We have finally left our lovely little island of Niuatoputapu and sailed for about 32 hours to Vava'u, another groups of islands in Tonga, about 160 miles south.
We left early on Tuesday morning, following two other yachts out of the pass. With 160-170 miles to run, we hoped to be in Vava'u before dark the next day. The passage was a rough one with 12 hours straight of rain and lightning that evening. The winds alternated between light and moderate as we passed in and out of squalls and was mostly in front of the beam. Then about 20 miles out the predicted very light tail winds materialized and we realized that we would not make it in before dark unless we motored. As we approached, the Vava'u group was hidden by squall after squall with one real whopper where the winds and rain whipped the ocean into a froth and we hurriedly covered the little tiller-autopilot with towels and a plastic bag to keep out the rain. Visibility was down to less than a quarter of a mile, making us quite nervous as we approached the obscured harbour entrance. A small fishing boat materialised out of the vapour. I was naked in the rain and yelled to Rani for a pair of briefs and shorts to avoid embarrassing the conservative Tongans.

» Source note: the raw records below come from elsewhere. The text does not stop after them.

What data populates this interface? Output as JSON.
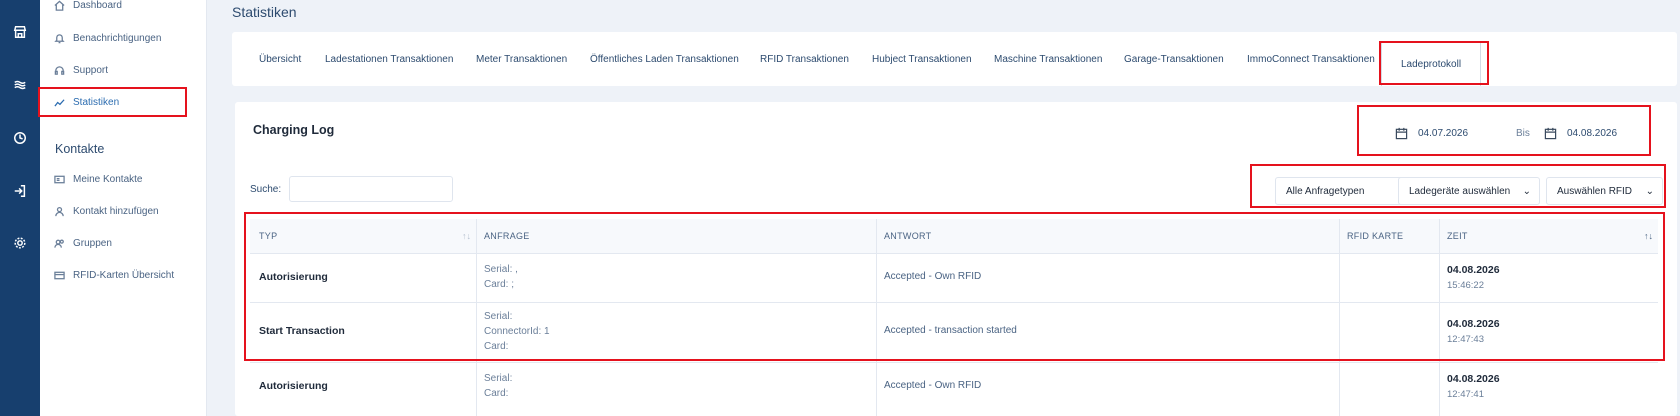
{
  "rail": {
    "icons": [
      "store-icon",
      "waves-icon",
      "clock-icon",
      "sign-in-icon",
      "gear-icon"
    ]
  },
  "sidebar": {
    "items_top": [
      {
        "label": "Dashboard",
        "icon": "home-icon"
      },
      {
        "label": "Benachrichtigungen",
        "icon": "bell-icon"
      },
      {
        "label": "Support",
        "icon": "headset-icon"
      },
      {
        "label": "Statistiken",
        "icon": "chart-line-icon",
        "active": true
      }
    ],
    "section_heading": "Kontakte",
    "items_contacts": [
      {
        "label": "Meine Kontakte",
        "icon": "address-card-icon"
      },
      {
        "label": "Kontakt hinzufügen",
        "icon": "user-plus-icon"
      },
      {
        "label": "Gruppen",
        "icon": "users-icon"
      },
      {
        "label": "RFID-Karten Übersicht",
        "icon": "credit-card-icon"
      }
    ]
  },
  "page": {
    "title": "Statistiken"
  },
  "tabs": [
    "Übersicht",
    "Ladestationen Transaktionen",
    "Meter Transaktionen",
    "Öffentliches Laden Transaktionen",
    "RFID Transaktionen",
    "Hubject Transaktionen",
    "Maschine Transaktionen",
    "Garage-Transaktionen",
    "ImmoConnect Transaktionen",
    "Ladeprotokoll"
  ],
  "active_tab": "Ladeprotokoll",
  "card": {
    "title": "Charging Log",
    "date_from": "04.07.2026",
    "date_sep": "Bis",
    "date_to": "04.08.2026",
    "search_label": "Suche:",
    "search_value": "",
    "filters": [
      "Alle Anfragetypen",
      "Ladegeräte auswählen",
      "Auswählen RFID"
    ]
  },
  "table": {
    "columns": [
      "TYP",
      "ANFRAGE",
      "ANTWORT",
      "RFID KARTE",
      "ZEIT"
    ],
    "rows": [
      {
        "typ": "Autorisierung",
        "anfrage": [
          "Serial:  ,",
          "Card: ;"
        ],
        "antwort": "Accepted - Own RFID",
        "rfid": "",
        "date": "04.08.2026",
        "time": "15:46:22"
      },
      {
        "typ": "Start Transaction",
        "anfrage": [
          "Serial:",
          "ConnectorId: 1",
          "Card:"
        ],
        "antwort": "Accepted - transaction started",
        "rfid": "",
        "date": "04.08.2026",
        "time": "12:47:43"
      },
      {
        "typ": "Autorisierung",
        "anfrage": [
          "Serial:",
          "Card:"
        ],
        "antwort": "Accepted - Own RFID",
        "rfid": "",
        "date": "04.08.2026",
        "time": "12:47:41"
      }
    ]
  },
  "colors": {
    "rail": "#173f6e",
    "accent": "#2b6cb0",
    "highlight": "#e5121d"
  }
}
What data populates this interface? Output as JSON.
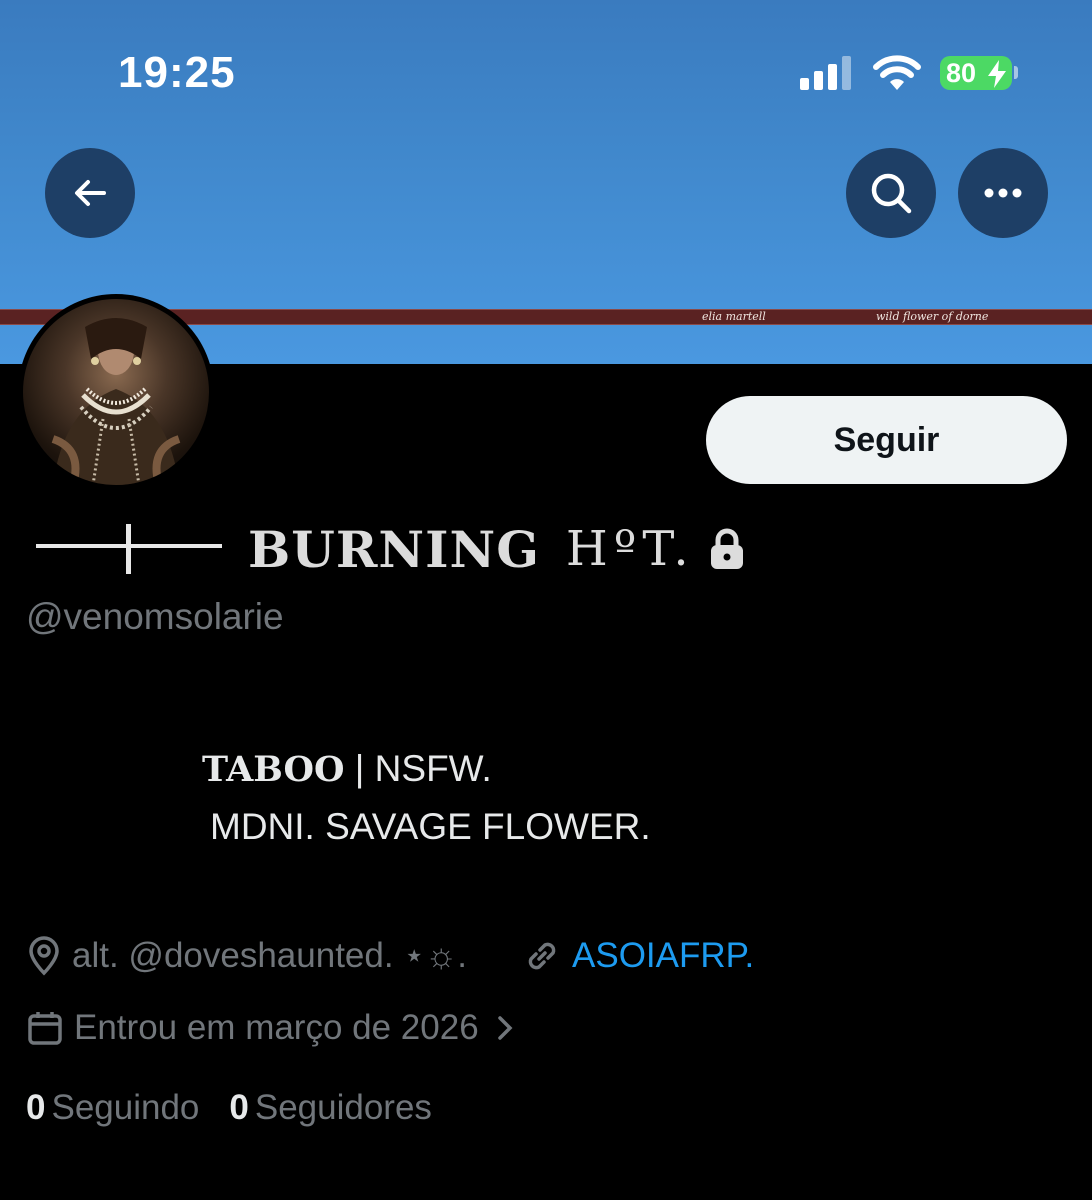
{
  "status_bar": {
    "time": "19:25",
    "battery": "80"
  },
  "banner": {
    "strip_text_left": "elia martell",
    "strip_text_right": "wild flower of dorne",
    "colors": {
      "sky": "#4189cd",
      "strip": "#5a2222"
    }
  },
  "header": {
    "back_icon": "arrow-left-icon",
    "search_icon": "search-icon",
    "more_icon": "more-horizontal-icon"
  },
  "profile": {
    "follow_label": "Seguir",
    "display_name_a": "BURNING",
    "display_name_b": "HºT.",
    "handle": "@venomsolarie",
    "bio_line1_bold": "TABOO",
    "bio_line1_rest": " | NSFW.",
    "bio_line2": "MDNI. SAVAGE FLOWER.",
    "location": "alt. @doveshaunted. ⋆☼.",
    "link": "ASOIAFRP.",
    "joined": "Entrou em março de 2026"
  },
  "stats": {
    "following_count": "0",
    "following_label": "Seguindo",
    "followers_count": "0",
    "followers_label": "Seguidores"
  },
  "colors": {
    "accent_link": "#1d9bf0",
    "muted": "#71767b",
    "battery_green": "#4cd964"
  }
}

The islands in Vava'u are lovely, even seen through the rain and mist of that first day. There are dozens of them, rising straight up from the ocean, ranging from tiny tea-cup shaped lumps to the main island, which has several bays and peninsulas and stretches for about 10 miles in all directions. The climate here is noticeably cooler and we finally feel like we are heading south and into a more temperate world.
Vava'u is a center for various charter fleets and Moorings publishes a guide to the area in which all their recommended anchorages are numbered. There is such a large yachting community here that they have their own morning radio net on VHF channel 26, which is also the de facto hailing frequency. Unfortunately it is also the chatting frequency for several of the ex-pats who make this their home and it has only taken me one day to get annoyed enough that I will probably keep the radio off or tuned to a different frequency.

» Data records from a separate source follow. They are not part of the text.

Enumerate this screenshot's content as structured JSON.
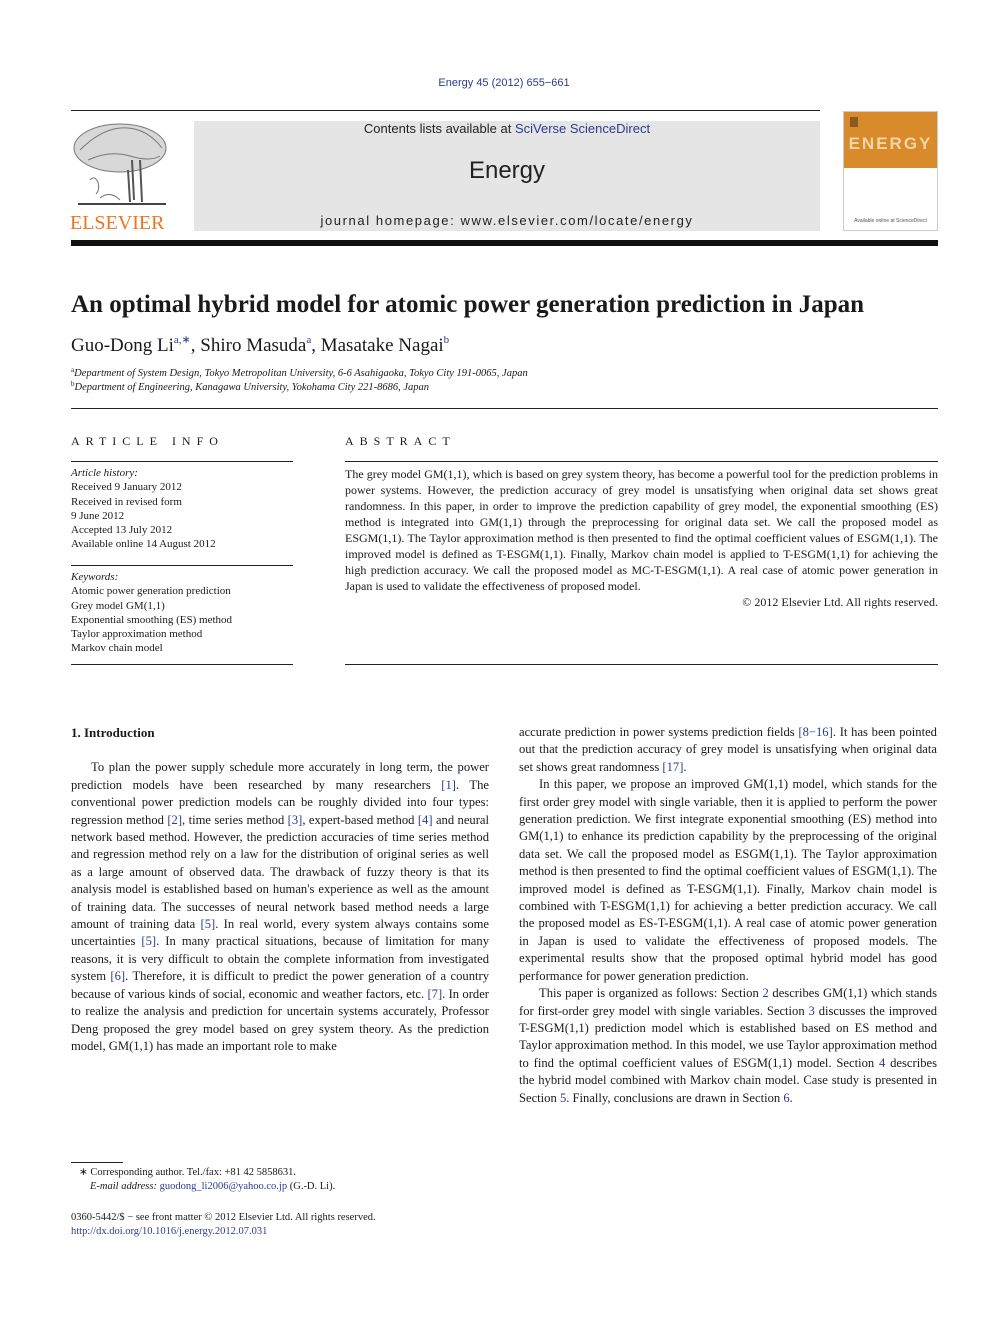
{
  "header": {
    "citation": "Energy 45 (2012) 655−661",
    "contents_prefix": "Contents lists available at ",
    "contents_link": "SciVerse ScienceDirect",
    "journal_name": "Energy",
    "homepage": "journal homepage: www.elsevier.com/locate/energy",
    "publisher_logo_text": "ELSEVIER",
    "cover_title": "ENERGY",
    "cover_footer": "Available online at ScienceDirect"
  },
  "colors": {
    "link": "#2a3c8f",
    "elsevier_orange": "#e87722",
    "cover_orange": "#d98a2b",
    "banner_grey": "#e5e5e5"
  },
  "article": {
    "title": "An optimal hybrid model for atomic power generation prediction in Japan",
    "authors": [
      {
        "name": "Guo-Dong Li",
        "sup": "a,∗",
        "sep": ", "
      },
      {
        "name": "Shiro Masuda",
        "sup": "a",
        "sep": ", "
      },
      {
        "name": "Masatake Nagai",
        "sup": "b",
        "sep": ""
      }
    ],
    "affiliations": [
      {
        "mark": "a",
        "text": "Department of System Design, Tokyo Metropolitan University, 6-6 Asahigaoka, Tokyo City 191-0065, Japan"
      },
      {
        "mark": "b",
        "text": "Department of Engineering, Kanagawa University, Yokohama City 221-8686, Japan"
      }
    ]
  },
  "article_info": {
    "label": "ARTICLE INFO",
    "history_header": "Article history:",
    "history": [
      "Received 9 January 2012",
      "Received in revised form",
      "9 June 2012",
      "Accepted 13 July 2012",
      "Available online 14 August 2012"
    ],
    "keywords_header": "Keywords:",
    "keywords": [
      "Atomic power generation prediction",
      "Grey model GM(1,1)",
      "Exponential smoothing (ES) method",
      "Taylor approximation method",
      "Markov chain model"
    ]
  },
  "abstract": {
    "label": "ABSTRACT",
    "text": "The grey model GM(1,1), which is based on grey system theory, has become a powerful tool for the prediction problems in power systems. However, the prediction accuracy of grey model is unsatisfying when original data set shows great randomness. In this paper, in order to improve the prediction capability of grey model, the exponential smoothing (ES) method is integrated into GM(1,1) through the preprocessing for original data set. We call the proposed model as ESGM(1,1). The Taylor approximation method is then presented to find the optimal coefficient values of ESGM(1,1). The improved model is defined as T-ESGM(1,1). Finally, Markov chain model is applied to T-ESGM(1,1) for achieving the high prediction accuracy. We call the proposed model as MC-T-ESGM(1,1). A real case of atomic power generation in Japan is used to validate the effectiveness of proposed model.",
    "copyright": "© 2012 Elsevier Ltd. All rights reserved."
  },
  "body": {
    "section_heading": "1.  Introduction",
    "left_p1": [
      {
        "t": "To plan the power supply schedule more accurately in long term, the power prediction models have been researched by many researchers "
      },
      {
        "ref": "[1]"
      },
      {
        "t": ". The conventional power prediction models can be roughly divided into four types: regression method "
      },
      {
        "ref": "[2]"
      },
      {
        "t": ", time series method "
      },
      {
        "ref": "[3]"
      },
      {
        "t": ", expert-based method "
      },
      {
        "ref": "[4]"
      },
      {
        "t": " and neural network based method. However, the prediction accuracies of time series method and regression method rely on a law for the distribution of original series as well as a large amount of observed data. The drawback of fuzzy theory is that its analysis model is established based on human's experience as well as the amount of training data. The successes of neural network based method needs a large amount of training data "
      },
      {
        "ref": "[5]"
      },
      {
        "t": ". In real world, every system always contains some uncertainties "
      },
      {
        "ref": "[5]"
      },
      {
        "t": ". In many practical situations, because of limitation for many reasons, it is very difficult to obtain the complete information from investigated system "
      },
      {
        "ref": "[6]"
      },
      {
        "t": ". Therefore, it is difficult to predict the power generation of a country because of various kinds of social, economic and weather factors, etc. "
      },
      {
        "ref": "[7]"
      },
      {
        "t": ". In order to realize the analysis and prediction for uncertain systems accurately, Professor Deng proposed the grey model based on grey system theory. As the prediction model, GM(1,1) has made an important role to make"
      }
    ],
    "right_p0": [
      {
        "t": "accurate prediction in power systems prediction fields "
      },
      {
        "ref": "[8−16]"
      },
      {
        "t": ". It has been pointed out that the prediction accuracy of grey model is unsatisfying when original data set shows great randomness "
      },
      {
        "ref": "[17]"
      },
      {
        "t": "."
      }
    ],
    "right_p1": [
      {
        "t": "In this paper, we propose an improved GM(1,1) model, which stands for the first order grey model with single variable, then it is applied to perform the power generation prediction. We first integrate exponential smoothing (ES) method into GM(1,1) to enhance its prediction capability by the preprocessing of the original data set. We call the proposed model as ESGM(1,1). The Taylor approximation method is then presented to find the optimal coefficient values of ESGM(1,1). The improved model is defined as T-ESGM(1,1). Finally, Markov chain model is combined with T-ESGM(1,1) for achieving a better prediction accuracy. We call the proposed model as ES-T-ESGM(1,1). A real case of atomic power generation in Japan is used to validate the effectiveness of proposed models. The experimental results show that the proposed optimal hybrid model has good performance for power generation prediction."
      }
    ],
    "right_p2": [
      {
        "t": "This paper is organized as follows: Section "
      },
      {
        "ref": "2"
      },
      {
        "t": " describes GM(1,1) which stands for first-order grey model with single variables. Section "
      },
      {
        "ref": "3"
      },
      {
        "t": " discusses the improved T-ESGM(1,1) prediction model which is established based on ES method and Taylor approximation method. In this model, we use Taylor approximation method to find the optimal coefficient values of ESGM(1,1) model. Section "
      },
      {
        "ref": "4"
      },
      {
        "t": " describes the hybrid model combined with Markov chain model. Case study is presented in Section "
      },
      {
        "ref": "5"
      },
      {
        "t": ". Finally, conclusions are drawn in Section "
      },
      {
        "ref": "6"
      },
      {
        "t": "."
      }
    ]
  },
  "footnotes": {
    "corresponding": "∗  Corresponding author. Tel./fax: +81 42 5858631.",
    "email_label": "E-mail address: ",
    "email": "guodong_li2006@yahoo.co.jp",
    "email_suffix": " (G.-D. Li).",
    "issn": "0360-5442/$ − see front matter © 2012 Elsevier Ltd. All rights reserved.",
    "doi": "http://dx.doi.org/10.1016/j.energy.2012.07.031"
  }
}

For various reasons, most boats doing the passage to New Zealand will be leaving in or around early November. Because Tonga is a popular jumping off point, we are now back amongst a congregation of the cruising fleet, many of whom we have met in various other points along the coconut milk run. It will be fun to catch up with our friends and listen to their stories. We will likely stay in Vava'u for a couple of weeks moving between islands, exploring the caves, hiking, and snorkeling.